> **WORK INSTRUCTIONS**: Provide only the number of lines in the following data that contain "Follows".

START SUPPLIED MATERIAL

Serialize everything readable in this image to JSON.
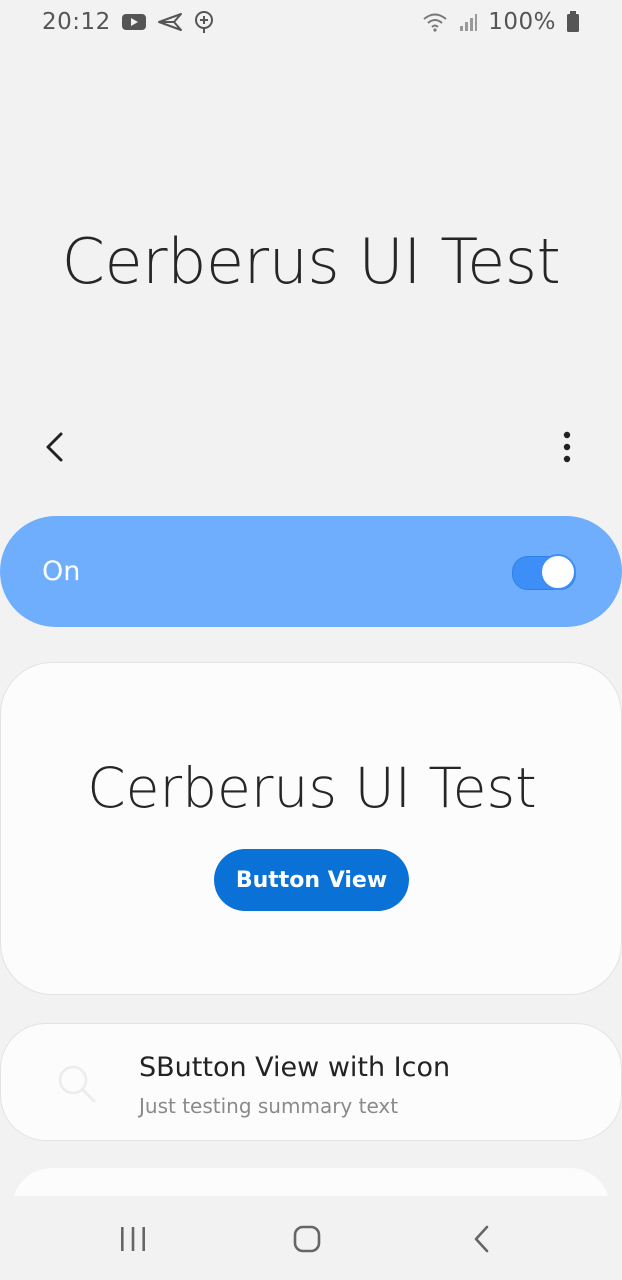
{
  "status_bar": {
    "time": "20:12",
    "battery": "100%",
    "left_icons": [
      "youtube-icon",
      "send-icon",
      "location-pin-icon"
    ],
    "right_icons": [
      "wifi-icon",
      "signal-icon",
      "battery-icon"
    ]
  },
  "header": {
    "title": "Cerberus UI Test",
    "back_icon": "back-arrow-icon",
    "more_icon": "more-vertical-icon"
  },
  "master_switch": {
    "label": "On",
    "state": "on",
    "bar_color": "#6eaefd",
    "toggle_color": "#3e8ef7"
  },
  "card": {
    "title": "Cerberus UI Test",
    "button_label": "Button View",
    "button_color": "#0a72d6"
  },
  "list_items": [
    {
      "icon": "search-icon",
      "title": "SButton View with Icon",
      "summary": "Just testing summary text"
    }
  ],
  "nav_bar": {
    "buttons": [
      "recents-icon",
      "home-icon",
      "back-icon"
    ]
  }
}
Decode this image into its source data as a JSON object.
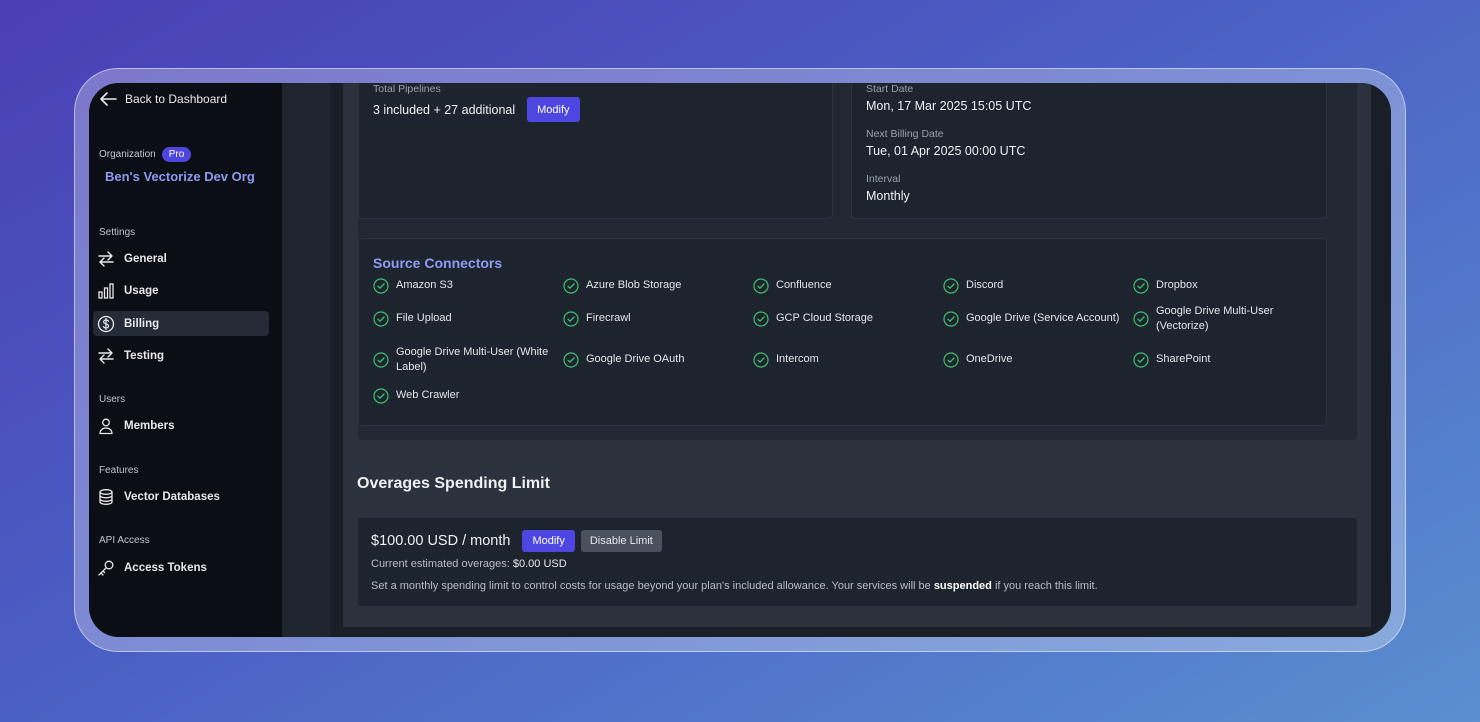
{
  "sidebar": {
    "back_label": "Back to Dashboard",
    "org_label": "Organization",
    "plan_badge": "Pro",
    "org_name": "Ben's Vectorize Dev Org",
    "sections": {
      "settings": "Settings",
      "users": "Users",
      "features": "Features",
      "api_access": "API Access"
    },
    "items": {
      "general": "General",
      "usage": "Usage",
      "billing": "Billing",
      "testing": "Testing",
      "members": "Members",
      "vector_databases": "Vector Databases",
      "access_tokens": "Access Tokens"
    },
    "active_item": "Billing"
  },
  "plan": {
    "pipelines_label": "Total Pipelines",
    "pipelines_value": "3 included + 27 additional",
    "modify_label": "Modify",
    "start_date_label": "Start Date",
    "start_date_value": "Mon, 17 Mar 2025 15:05 UTC",
    "next_billing_label": "Next Billing Date",
    "next_billing_value": "Tue, 01 Apr 2025 00:00 UTC",
    "interval_label": "Interval",
    "interval_value": "Monthly"
  },
  "source_connectors": {
    "title": "Source Connectors",
    "items": [
      "Amazon S3",
      "Azure Blob Storage",
      "Confluence",
      "Discord",
      "Dropbox",
      "File Upload",
      "Firecrawl",
      "GCP Cloud Storage",
      "Google Drive (Service Account)",
      "Google Drive Multi-User (Vectorize)",
      "Google Drive Multi-User (White Label)",
      "Google Drive OAuth",
      "Intercom",
      "OneDrive",
      "SharePoint",
      "Web Crawler"
    ]
  },
  "overages": {
    "title": "Overages Spending Limit",
    "limit_value": "$100.00 USD / month",
    "modify_label": "Modify",
    "disable_label": "Disable Limit",
    "current_label": "Current estimated overages:",
    "current_value": "$0.00 USD",
    "note_prefix": "Set a monthly spending limit to control costs for usage beyond your plan's included allowance. Your services will be",
    "note_bold": "suspended",
    "note_suffix": "if you reach this limit."
  },
  "colors": {
    "accent": "#4d46e0",
    "link": "#8c9cf2",
    "check": "#3fbf6f"
  }
}
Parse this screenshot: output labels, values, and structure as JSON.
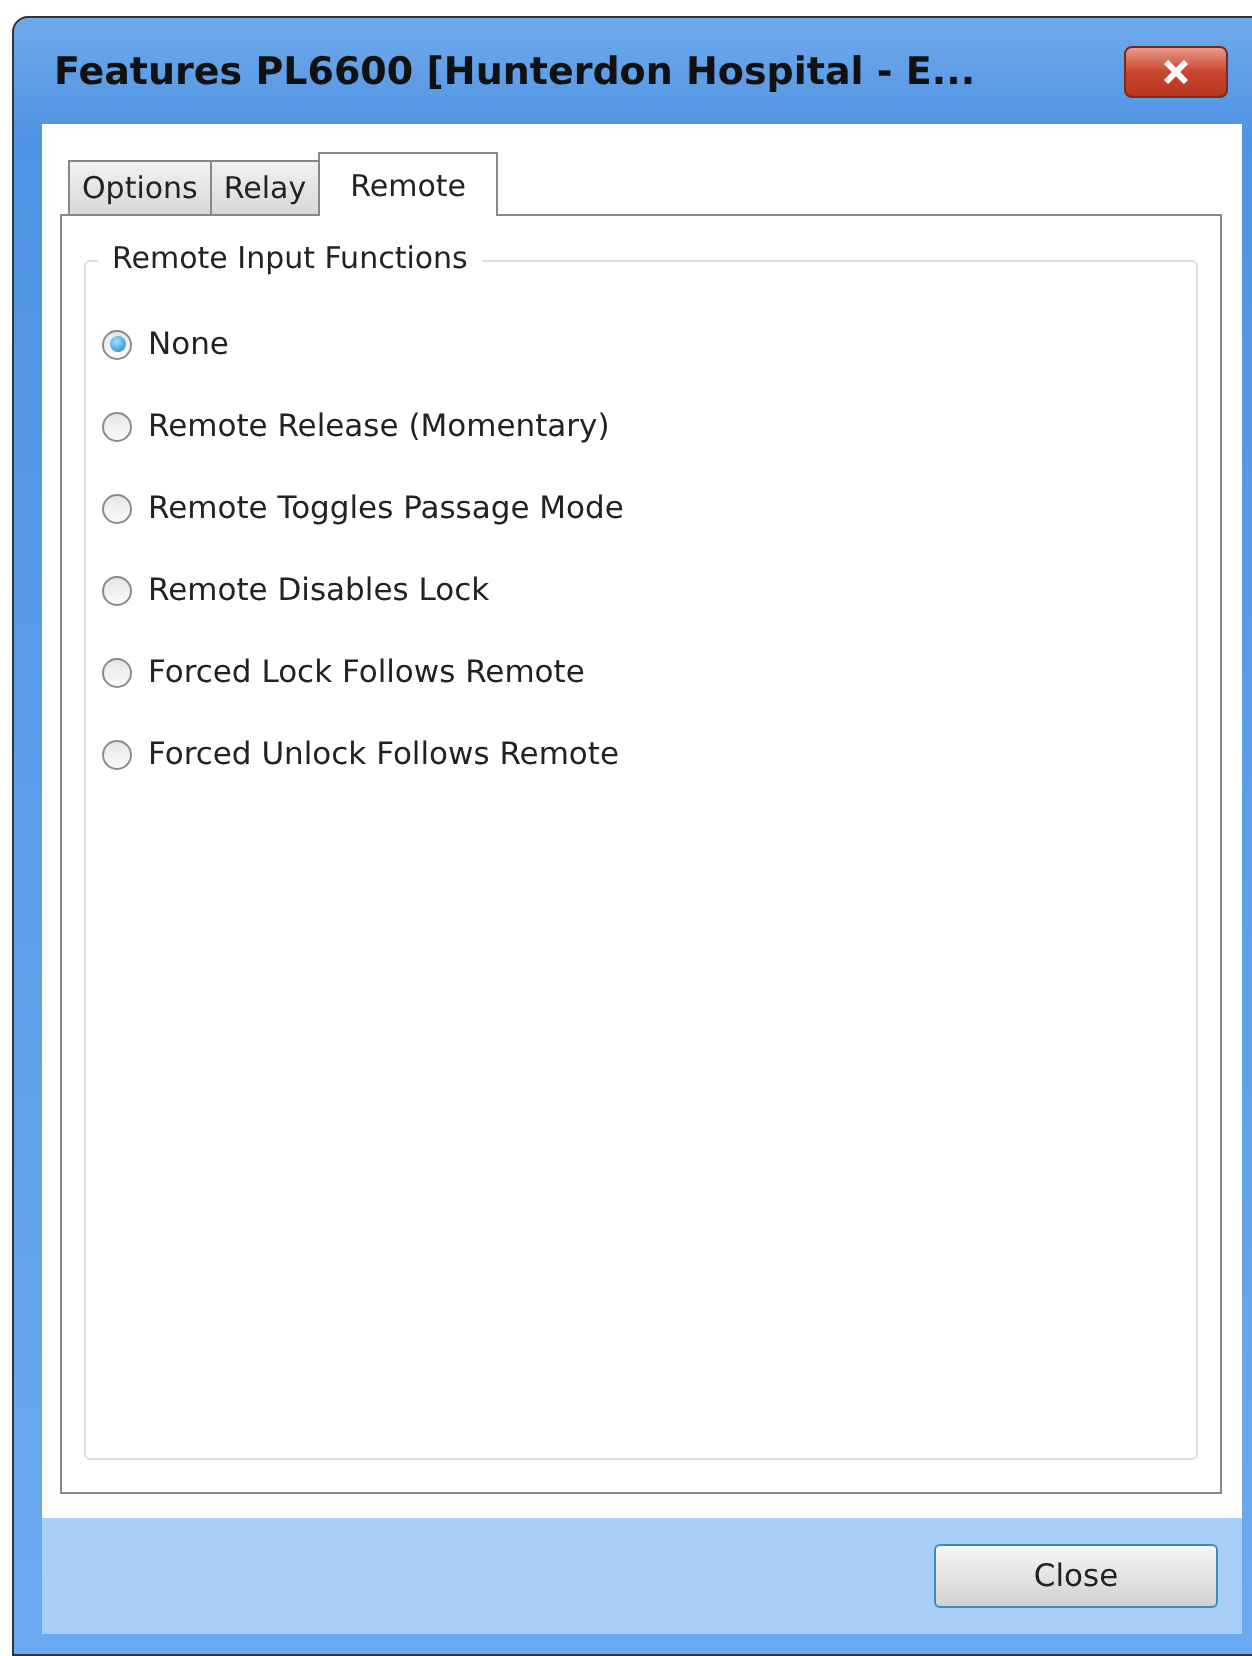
{
  "window": {
    "title": "Features PL6600 [Hunterdon Hospital - E..."
  },
  "tabs": [
    {
      "label": "Options",
      "selected": false
    },
    {
      "label": "Relay",
      "selected": false
    },
    {
      "label": "Remote",
      "selected": true
    }
  ],
  "group": {
    "title": "Remote Input Functions",
    "options": [
      {
        "label": "None",
        "selected": true
      },
      {
        "label": "Remote Release (Momentary)",
        "selected": false
      },
      {
        "label": "Remote Toggles Passage Mode",
        "selected": false
      },
      {
        "label": "Remote Disables Lock",
        "selected": false
      },
      {
        "label": "Forced Lock Follows Remote",
        "selected": false
      },
      {
        "label": "Forced Unlock Follows Remote",
        "selected": false
      }
    ]
  },
  "buttons": [
    {
      "label": "Close"
    }
  ]
}
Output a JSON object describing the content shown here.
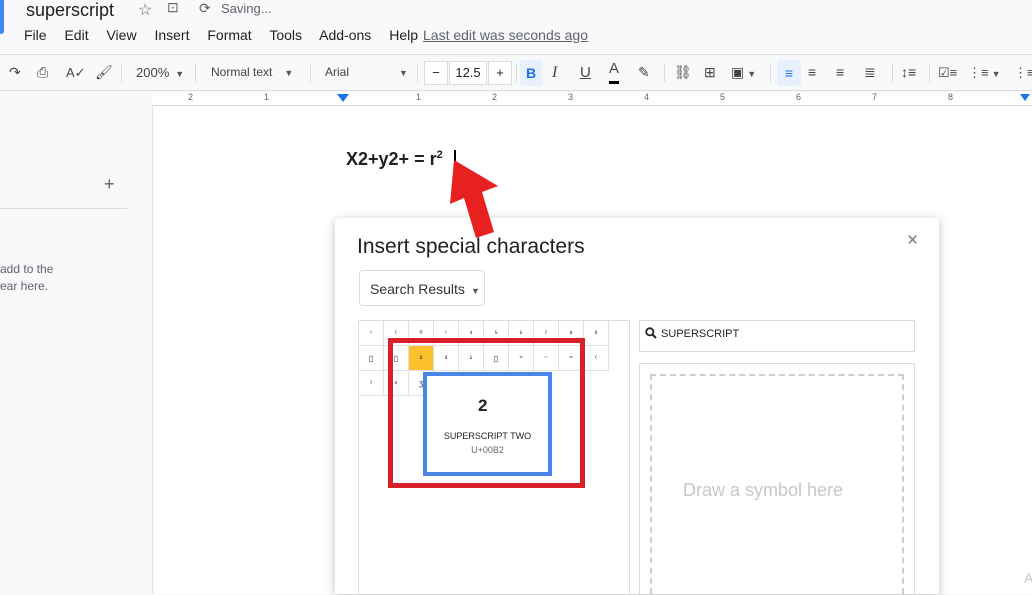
{
  "header": {
    "doc_title": "superscript",
    "save_status": "Saving...",
    "last_edit": "Last edit was seconds ago",
    "menu": [
      "File",
      "Edit",
      "View",
      "Insert",
      "Format",
      "Tools",
      "Add-ons",
      "Help"
    ]
  },
  "toolbar": {
    "zoom": "200%",
    "style": "Normal text",
    "font": "Arial",
    "font_size": "12.5",
    "minus": "−",
    "plus": "+",
    "bold": "B",
    "italic": "I",
    "underline": "U",
    "text_color": "A"
  },
  "ruler": {
    "labels": [
      "2",
      "1",
      "1",
      "2",
      "3",
      "4",
      "5",
      "6",
      "7",
      "8"
    ]
  },
  "outline": {
    "add": "+",
    "hint_line1": "add to the",
    "hint_line2": "ear here."
  },
  "document": {
    "text_main": "X2+y2+ = r",
    "text_sup": "2"
  },
  "dialog": {
    "title": "Insert special characters",
    "close": "×",
    "category": "Search Results",
    "search_value": "SUPERSCRIPT",
    "draw_hint": "Draw a symbol here",
    "grid_rows": [
      [
        "ⁱ",
        "⁽",
        "⁰",
        "ⁱ",
        "⁴",
        "⁵",
        "⁶",
        "⁷",
        "⁸",
        "⁹"
      ],
      [
        "▯",
        "▯",
        "²",
        "³",
        "¹",
        "▯",
        "⁺",
        "⁻",
        "⁼",
        "⁽"
      ],
      [
        "⁾",
        "ⁿ",
        "ʒ"
      ]
    ],
    "tooltip": {
      "glyph": "2",
      "name": "SUPERSCRIPT TWO",
      "code": "U+00B2"
    }
  },
  "watermark": "A",
  "colors": {
    "accent": "#1a73e8",
    "highlight_cell": "#fbc02d",
    "annotation_red": "#d8202a",
    "annotation_blue": "#4a86e8"
  }
}
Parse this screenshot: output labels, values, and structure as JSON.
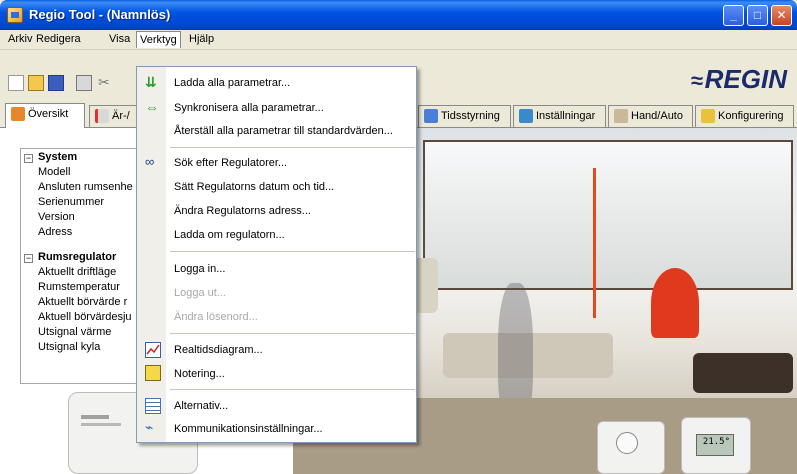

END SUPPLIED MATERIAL

> **PROBLEM SOLUTION**: 2